The best time to visit is late spring or early summer when the temperatures are warmer. While it may appeal to some hardy travellers, winters in Lithuania are deep, dark and cold. Daytime temperatures usually remain sub-zero from December through to March. Little wonder why, in Northern Ireland, you will hear locals say a cold day is Baltic!
The old town is the best starting point. The 13th century cathedral houses the stunning baroque period St Casimir’s Chapel, to celebrate the life of the country's patron saint. One of the city’s best known landmarks is Gediminas castle. There is an amazing view of the old town from the top of the tower. In cathedral square, look out for a small tile marked “stebuklas”, this marks the spot from where, in 1989, two million people stood to form a human chain that stretched across three Baltic countries to Estonia to protest against soviet occupation.
Like many Eastern European cities, Vilnius has a Jewish Quarter. There, museums explore the harrowing life many endured in the ghetto during world war 2. It also celebrates Lithuanians who risked their own freedom, and lives, to save Jews during the occupation of the city. The old town is a warren of narrow cobbled streets lined with small shops, bars and cafes.
Depending on the length of your stay, hiring a car and visiting other parts of the country is recommended. Palanga is the go-to place in summer. The 18km white sandy beach is party central, with all night music events, street musicians, amusements and restaurants.
The hill of crosses is an awe-inspiring collection of over 200,000 statues, effigies and crosses. Once planted by families to commemorate deported or killed family members, the crosses are now erected to give thanks for happy events in a persons life.
The Open Air Museum of Lithuania is one of the largest in Europe, if not the world. The museum has over 150 historic buildings transplanted from across the country and the 10km route around the exhibits can be completed by car, bicycle or on foot.
What to eat
Traditional rural food is on the menu in Lithuania. Dishes like marinated mushrooms, pork & smoked sausage are high on the list. An unusual item is black bread. Made from a dark rye flour, bread is seen as sacred in the country and home-made bread is given pride of place in every house. The humble potato is another mainstay on the menu.

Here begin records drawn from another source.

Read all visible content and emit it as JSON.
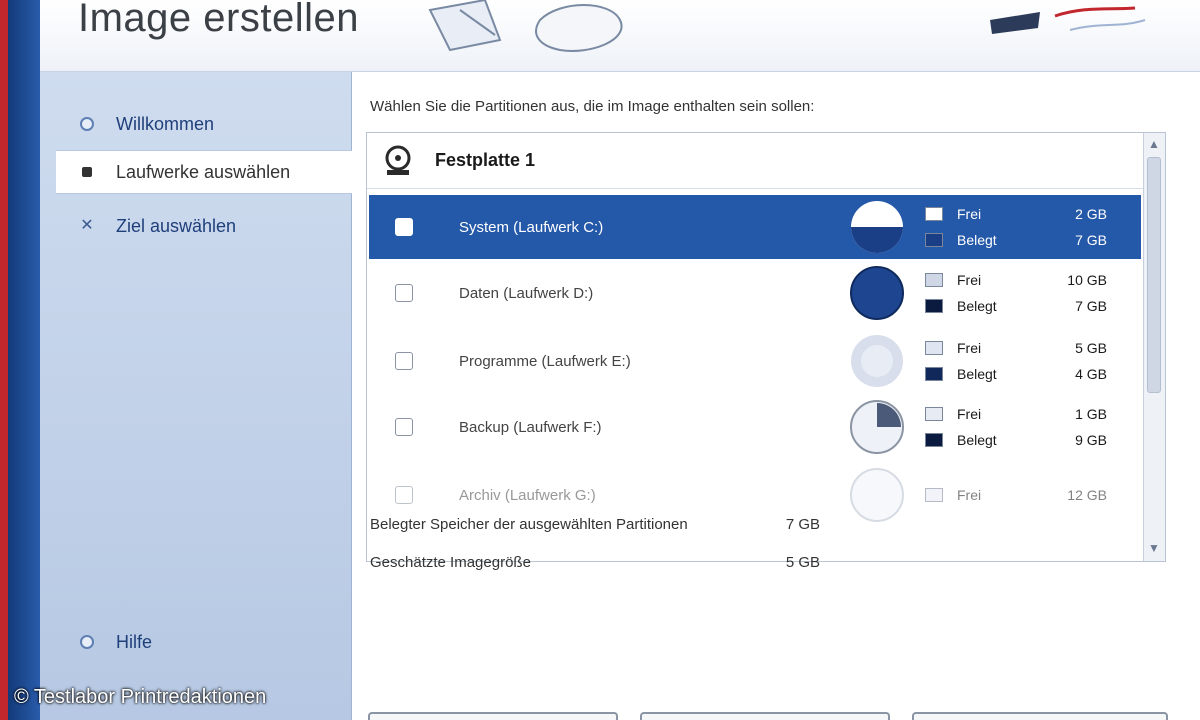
{
  "window": {
    "title": "Image erstellen"
  },
  "sidebar": {
    "items": [
      {
        "label": "Willkommen",
        "active": false
      },
      {
        "label": "Laufwerke auswählen",
        "active": true
      },
      {
        "label": "Ziel auswählen",
        "active": false
      }
    ],
    "bottom_items": [
      {
        "label": "Hilfe"
      }
    ]
  },
  "main": {
    "instruction": "Wählen Sie die Partitionen aus, die im Image enthalten sein sollen:",
    "group": {
      "label": "Festplatte 1"
    },
    "partitions": [
      {
        "name": "System (Laufwerk C:)",
        "selected": true,
        "usage": [
          {
            "label": "Frei",
            "value": "2 GB",
            "color": "#ffffff"
          },
          {
            "label": "Belegt",
            "value": "7 GB",
            "color": "#1a3f86"
          }
        ]
      },
      {
        "name": "Daten (Laufwerk D:)",
        "selected": false,
        "usage": [
          {
            "label": "Frei",
            "value": "10 GB",
            "color": "#cfd6e6"
          },
          {
            "label": "Belegt",
            "value": "7 GB",
            "color": "#0b1a3f"
          }
        ]
      },
      {
        "name": "Programme (Laufwerk E:)",
        "selected": false,
        "usage": [
          {
            "label": "Frei",
            "value": "5 GB",
            "color": "#dfe6f2"
          },
          {
            "label": "Belegt",
            "value": "4 GB",
            "color": "#10295a"
          }
        ]
      },
      {
        "name": "Backup (Laufwerk F:)",
        "selected": false,
        "usage": [
          {
            "label": "Frei",
            "value": "1 GB",
            "color": "#e6ebf4"
          },
          {
            "label": "Belegt",
            "value": "9 GB",
            "color": "#0b1a3f"
          }
        ]
      },
      {
        "name": "Archiv (Laufwerk G:)",
        "selected": false,
        "usage": [
          {
            "label": "Frei",
            "value": "12 GB",
            "color": "#e6ebf4"
          }
        ]
      }
    ],
    "summary": [
      {
        "label": "Belegter Speicher der ausgewählten Partitionen",
        "value": "7 GB"
      },
      {
        "label": "Geschätzte Imagegröße",
        "value": "5 GB"
      }
    ]
  },
  "copyright": "© Testlabor Printredaktionen",
  "colors": {
    "accent": "#2458a8",
    "sidebar": "#c4d4ea",
    "edge_red": "#c1272d",
    "edge_blue": "#1e4a92"
  }
}
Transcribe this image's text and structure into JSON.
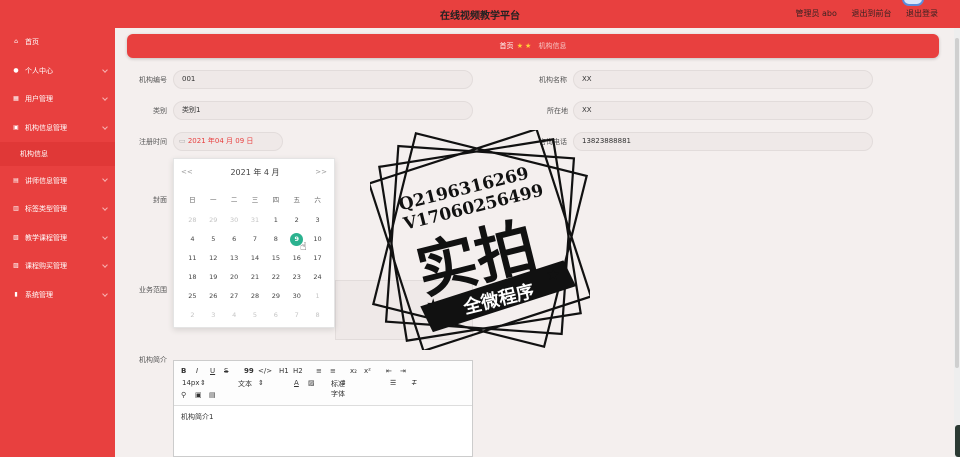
{
  "header": {
    "title": "在线视频教学平台",
    "user": "管理员 abo",
    "to_front": "退出到前台",
    "logout": "退出登录"
  },
  "sidebar": {
    "items": [
      {
        "label": "首页",
        "icon": "home-icon"
      },
      {
        "label": "个人中心",
        "icon": "user-icon"
      },
      {
        "label": "用户管理",
        "icon": "users-icon"
      },
      {
        "label": "机构信息管理",
        "icon": "building-icon"
      },
      {
        "label": "讲师信息管理",
        "icon": "teacher-icon"
      },
      {
        "label": "标签类型管理",
        "icon": "tag-icon"
      },
      {
        "label": "教学课程管理",
        "icon": "course-icon"
      },
      {
        "label": "课程购买管理",
        "icon": "cart-icon"
      },
      {
        "label": "系统管理",
        "icon": "chart-icon"
      }
    ],
    "sub_item": "机构信息"
  },
  "breadcrumb": {
    "home": "首页",
    "current": "机构信息"
  },
  "form": {
    "org_no_label": "机构编号",
    "org_no_value": "001",
    "org_name_label": "机构名称",
    "org_name_value": "XX",
    "category_label": "类别",
    "category_value": "类别1",
    "location_label": "所在地",
    "location_value": "XX",
    "reg_time_label": "注册时间",
    "reg_time_value": "2021 年04 月 09 日",
    "phone_label": "咨询电话",
    "phone_value": "13823888881",
    "cover_label": "封面",
    "biz_label": "业务范围",
    "intro_label": "机构简介"
  },
  "calendar": {
    "prev": "<<",
    "prev_month": "<",
    "title": "2021 年  4 月",
    "next_month": ">",
    "next": ">>",
    "weekdays": [
      "日",
      "一",
      "二",
      "三",
      "四",
      "五",
      "六"
    ],
    "days": [
      [
        "28",
        "29",
        "30",
        "31",
        "1",
        "2",
        "3"
      ],
      [
        "4",
        "5",
        "6",
        "7",
        "8",
        "9",
        "10"
      ],
      [
        "11",
        "12",
        "13",
        "14",
        "15",
        "16",
        "17"
      ],
      [
        "18",
        "19",
        "20",
        "21",
        "22",
        "23",
        "24"
      ],
      [
        "25",
        "26",
        "27",
        "28",
        "29",
        "30",
        "1"
      ],
      [
        "2",
        "3",
        "4",
        "5",
        "6",
        "7",
        "8"
      ]
    ],
    "selected": "9"
  },
  "editor": {
    "toolbar_row1": [
      "B",
      "I",
      "U",
      "S",
      "99",
      "</>",
      "H1",
      "H2",
      "≡",
      "≡",
      "x₂",
      "x²",
      "⇤",
      "⇥"
    ],
    "font_size": "14px",
    "text_style": "文本",
    "font_family": "标准字体",
    "content": "机构简介1"
  },
  "watermark": {
    "line1": "Q2196316269",
    "line2": "V17060256499",
    "big": "实拍",
    "banner": "全微程序"
  }
}
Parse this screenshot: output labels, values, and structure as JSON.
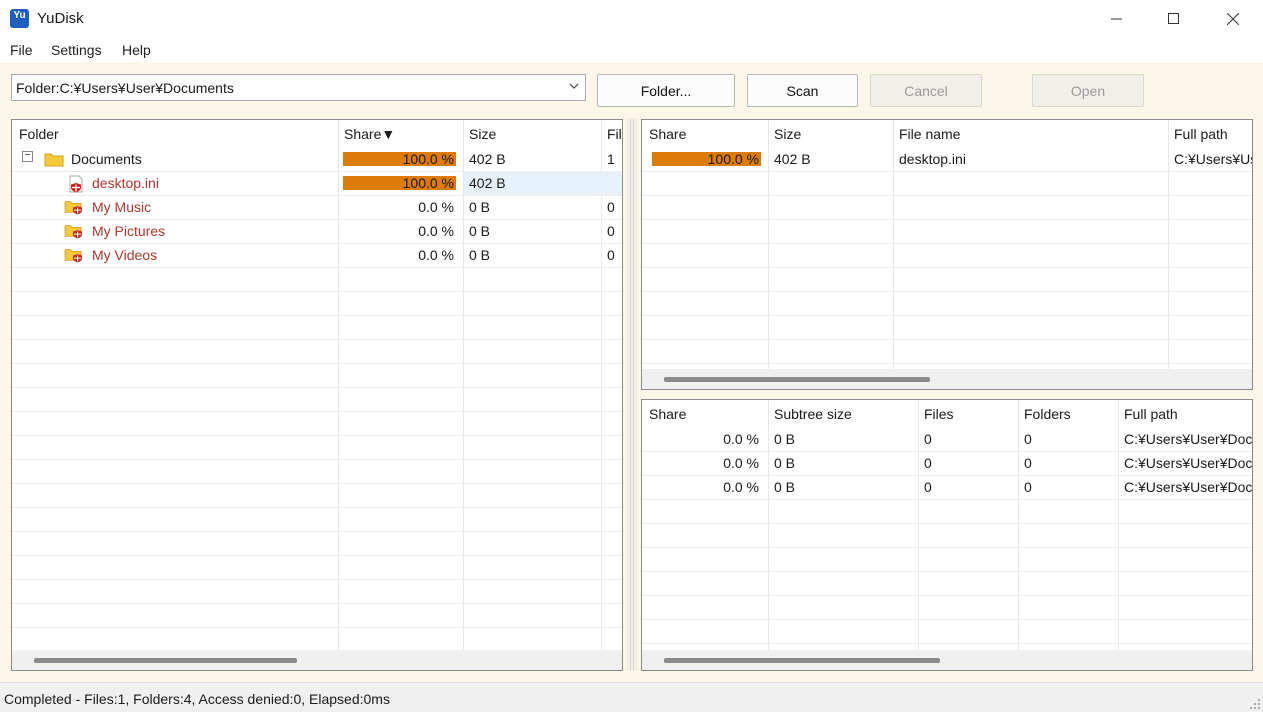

It is normally grated raw before cooking and used in dishes like potato pancakes with sour cream. In summertime, cold beetroot soup is very popular. From a seafood perspective, herring is fished from the Baltic Sea and is served pickled, baked or fried.
How to get there